THE TASK —
Every line containing the word "edit" is to be copied from the data below.
====================
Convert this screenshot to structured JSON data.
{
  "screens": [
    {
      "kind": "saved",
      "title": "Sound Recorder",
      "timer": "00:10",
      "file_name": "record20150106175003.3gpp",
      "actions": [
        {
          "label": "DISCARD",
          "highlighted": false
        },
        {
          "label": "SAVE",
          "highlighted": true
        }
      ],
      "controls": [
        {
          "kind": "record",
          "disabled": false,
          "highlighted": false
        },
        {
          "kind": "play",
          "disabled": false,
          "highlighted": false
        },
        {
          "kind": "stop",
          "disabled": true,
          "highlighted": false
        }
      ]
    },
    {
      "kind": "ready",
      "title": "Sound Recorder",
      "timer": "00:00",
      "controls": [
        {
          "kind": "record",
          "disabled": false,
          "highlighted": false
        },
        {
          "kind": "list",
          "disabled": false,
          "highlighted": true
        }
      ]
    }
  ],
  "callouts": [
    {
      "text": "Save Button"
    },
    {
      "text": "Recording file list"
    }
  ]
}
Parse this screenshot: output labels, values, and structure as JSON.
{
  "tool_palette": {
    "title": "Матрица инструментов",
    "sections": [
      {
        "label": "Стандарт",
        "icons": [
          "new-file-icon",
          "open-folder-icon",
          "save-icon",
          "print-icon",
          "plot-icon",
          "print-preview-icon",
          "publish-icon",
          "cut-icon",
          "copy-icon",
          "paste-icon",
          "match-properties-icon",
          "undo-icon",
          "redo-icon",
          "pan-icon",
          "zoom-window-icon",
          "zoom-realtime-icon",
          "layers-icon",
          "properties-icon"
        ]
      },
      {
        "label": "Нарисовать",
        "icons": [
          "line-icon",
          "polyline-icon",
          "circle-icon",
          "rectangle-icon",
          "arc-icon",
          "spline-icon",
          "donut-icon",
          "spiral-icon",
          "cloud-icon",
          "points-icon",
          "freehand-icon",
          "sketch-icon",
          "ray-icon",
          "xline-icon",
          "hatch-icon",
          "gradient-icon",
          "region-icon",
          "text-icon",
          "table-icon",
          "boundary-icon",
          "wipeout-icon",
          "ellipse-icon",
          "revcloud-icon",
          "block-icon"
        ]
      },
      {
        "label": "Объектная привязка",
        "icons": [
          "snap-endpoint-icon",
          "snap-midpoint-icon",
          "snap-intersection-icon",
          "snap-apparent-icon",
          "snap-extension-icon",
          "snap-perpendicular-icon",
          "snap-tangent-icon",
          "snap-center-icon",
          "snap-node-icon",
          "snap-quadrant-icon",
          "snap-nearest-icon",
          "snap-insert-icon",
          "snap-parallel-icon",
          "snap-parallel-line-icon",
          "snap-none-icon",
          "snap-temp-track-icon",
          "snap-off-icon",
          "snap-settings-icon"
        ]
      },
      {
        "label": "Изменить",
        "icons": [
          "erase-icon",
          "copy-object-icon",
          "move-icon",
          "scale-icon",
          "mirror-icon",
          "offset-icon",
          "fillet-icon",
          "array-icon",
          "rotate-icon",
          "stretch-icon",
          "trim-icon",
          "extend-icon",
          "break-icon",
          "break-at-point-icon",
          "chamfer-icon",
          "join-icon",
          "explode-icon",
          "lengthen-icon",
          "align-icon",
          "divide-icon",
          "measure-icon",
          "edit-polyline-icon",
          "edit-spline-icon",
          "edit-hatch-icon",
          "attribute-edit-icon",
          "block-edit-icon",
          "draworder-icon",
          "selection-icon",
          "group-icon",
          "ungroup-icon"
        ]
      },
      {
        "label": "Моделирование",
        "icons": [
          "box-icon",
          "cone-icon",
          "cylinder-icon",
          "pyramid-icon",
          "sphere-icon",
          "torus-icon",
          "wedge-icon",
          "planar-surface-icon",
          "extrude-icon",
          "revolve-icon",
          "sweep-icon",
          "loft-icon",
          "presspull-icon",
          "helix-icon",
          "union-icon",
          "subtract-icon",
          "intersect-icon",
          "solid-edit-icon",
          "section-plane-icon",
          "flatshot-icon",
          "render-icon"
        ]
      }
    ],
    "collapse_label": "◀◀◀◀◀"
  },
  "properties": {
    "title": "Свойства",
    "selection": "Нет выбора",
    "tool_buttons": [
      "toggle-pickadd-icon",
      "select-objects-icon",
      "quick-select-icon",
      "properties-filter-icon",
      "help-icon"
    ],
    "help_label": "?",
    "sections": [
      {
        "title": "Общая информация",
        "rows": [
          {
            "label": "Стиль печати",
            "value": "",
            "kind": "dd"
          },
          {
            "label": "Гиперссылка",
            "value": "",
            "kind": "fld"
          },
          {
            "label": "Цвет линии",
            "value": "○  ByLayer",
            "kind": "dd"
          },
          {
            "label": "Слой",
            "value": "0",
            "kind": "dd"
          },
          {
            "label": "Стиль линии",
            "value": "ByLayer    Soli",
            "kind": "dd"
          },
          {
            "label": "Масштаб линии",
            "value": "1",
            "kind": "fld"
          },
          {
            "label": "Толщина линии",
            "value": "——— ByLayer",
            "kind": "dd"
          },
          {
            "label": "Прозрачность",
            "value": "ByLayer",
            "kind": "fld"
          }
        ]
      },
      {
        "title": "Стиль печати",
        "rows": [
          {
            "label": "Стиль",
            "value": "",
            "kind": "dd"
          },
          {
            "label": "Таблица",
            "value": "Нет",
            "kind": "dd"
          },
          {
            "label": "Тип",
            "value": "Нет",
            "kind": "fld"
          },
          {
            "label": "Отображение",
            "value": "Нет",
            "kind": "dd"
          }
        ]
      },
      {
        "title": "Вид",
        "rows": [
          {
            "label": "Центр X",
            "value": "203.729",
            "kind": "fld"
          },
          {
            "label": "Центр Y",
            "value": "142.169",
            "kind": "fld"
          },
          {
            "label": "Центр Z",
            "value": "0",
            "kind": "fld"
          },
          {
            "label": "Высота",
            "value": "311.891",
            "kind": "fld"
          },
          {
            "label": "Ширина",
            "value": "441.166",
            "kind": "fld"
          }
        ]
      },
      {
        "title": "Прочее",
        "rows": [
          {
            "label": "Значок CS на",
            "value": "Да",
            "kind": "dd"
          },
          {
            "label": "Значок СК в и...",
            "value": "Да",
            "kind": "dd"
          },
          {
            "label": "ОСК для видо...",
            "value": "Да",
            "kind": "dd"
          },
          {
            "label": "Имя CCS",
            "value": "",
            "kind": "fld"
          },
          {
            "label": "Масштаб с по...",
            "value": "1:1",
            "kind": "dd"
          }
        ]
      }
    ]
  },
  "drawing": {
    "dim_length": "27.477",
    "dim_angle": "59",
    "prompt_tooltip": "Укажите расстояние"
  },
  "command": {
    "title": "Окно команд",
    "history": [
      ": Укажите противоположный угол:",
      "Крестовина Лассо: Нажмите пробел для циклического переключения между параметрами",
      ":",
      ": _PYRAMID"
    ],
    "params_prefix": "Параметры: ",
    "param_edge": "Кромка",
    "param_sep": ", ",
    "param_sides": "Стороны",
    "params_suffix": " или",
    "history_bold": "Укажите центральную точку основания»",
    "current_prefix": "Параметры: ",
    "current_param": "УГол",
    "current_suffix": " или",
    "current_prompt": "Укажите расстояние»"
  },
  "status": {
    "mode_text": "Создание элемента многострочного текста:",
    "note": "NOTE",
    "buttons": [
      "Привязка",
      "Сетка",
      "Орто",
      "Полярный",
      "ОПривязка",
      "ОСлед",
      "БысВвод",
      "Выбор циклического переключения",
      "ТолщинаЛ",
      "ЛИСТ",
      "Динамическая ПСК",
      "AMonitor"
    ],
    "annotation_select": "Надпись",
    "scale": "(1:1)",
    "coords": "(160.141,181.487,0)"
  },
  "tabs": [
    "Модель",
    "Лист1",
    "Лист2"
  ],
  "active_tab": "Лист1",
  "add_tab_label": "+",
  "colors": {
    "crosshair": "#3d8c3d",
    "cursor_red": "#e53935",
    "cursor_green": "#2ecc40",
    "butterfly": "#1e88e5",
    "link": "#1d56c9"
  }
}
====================
RESPONSE BOX —
          "edit-polyline-icon",
          "edit-spline-icon",
          "edit-hatch-icon",
          "attribute-edit-icon",
          "block-edit-icon",
          "solid-edit-icon",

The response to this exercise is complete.